The authors report on a retrospective analysis of the imaging and clinical outcomes following gamma surgery in 100 patients with nonsecretory pituitary macroadenoma.


Between June 1989 and March 2004, 100 consecutive patients with nonsecretory pituitary macroadenoma were treated at the Lars Leksell Center for Gamma Surgery, University of Virginia Health System (Charlottesville, VA). Ninety-two patients had residual or recurrent macroadenoma following one or more surgical procedures. In eight patients, gamma surgery was the primary treatment. Ten patients received conventional fractionated radiotherapy before the gamma surgery. Sixty-nine patients required hormone replacement therapy for one or more deficits before gamma knife treatment. Peripheral doses between 5 and 25 Gy (mean 18.5 Gy) were administered.

Imaging and endocrinological follow-up evaluations were performed in 90 patients; these studies ranged from 6 to 142 months (mean 44.9 months) and 6 to 127 months (mean 47.9 months), respectively. Tumor volume decreased in 59 patients (65.6%), remained unchanged in 24 (26.7%), and increased in seven (7.8%). The minimal effective peripheral dose was 12 Gy; peripheral doses greater than 20 Gy did not seem to provide additional benefit. Of 61 patients with a partially or fully functioning pituitary gland and follow-up data, 12 (19.7%) suffered new hormone deficits following gamma surgery. In patients with endocrinological follow-up data that had been collected over more than 2 years, the rate of new deficits was 25%. No neurological morbidity or death was related to treatment.
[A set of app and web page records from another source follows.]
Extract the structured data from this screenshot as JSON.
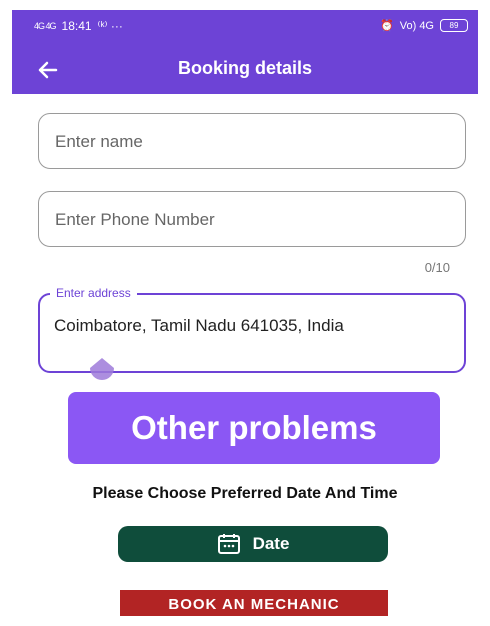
{
  "status_bar": {
    "signal": "4G 4G",
    "time": "18:41",
    "extra": "⁽ᵏ⁾ ···",
    "network_right": "Vo) 4G",
    "battery": "89"
  },
  "app_bar": {
    "title": "Booking details"
  },
  "form": {
    "name_placeholder": "Enter name",
    "phone_placeholder": "Enter Phone Number",
    "phone_counter": "0/10",
    "address_label": "Enter address",
    "address_value": "Coimbatore, Tamil Nadu 641035, India"
  },
  "problem_button": {
    "label": "Other problems"
  },
  "date_section": {
    "prompt": "Please Choose Preferred Date And Time",
    "date_button_label": "Date"
  },
  "book_button": {
    "label": "BOOK AN MECHANIC"
  },
  "colors": {
    "primary": "#6d43d6",
    "problem_button": "#8b57f4",
    "date_button": "#0f4d3b",
    "book_button": "#b22424"
  }
}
Current experience suggests that gamma surgery is an appropriate means of managing recurrent or residual nonsecretory pituitary macroadenoma following microsurgery and a primary treatment in selected patients. To evaluate definite rates of recurrence and new endocrine deficiencies, long-term follow-up studies are needed.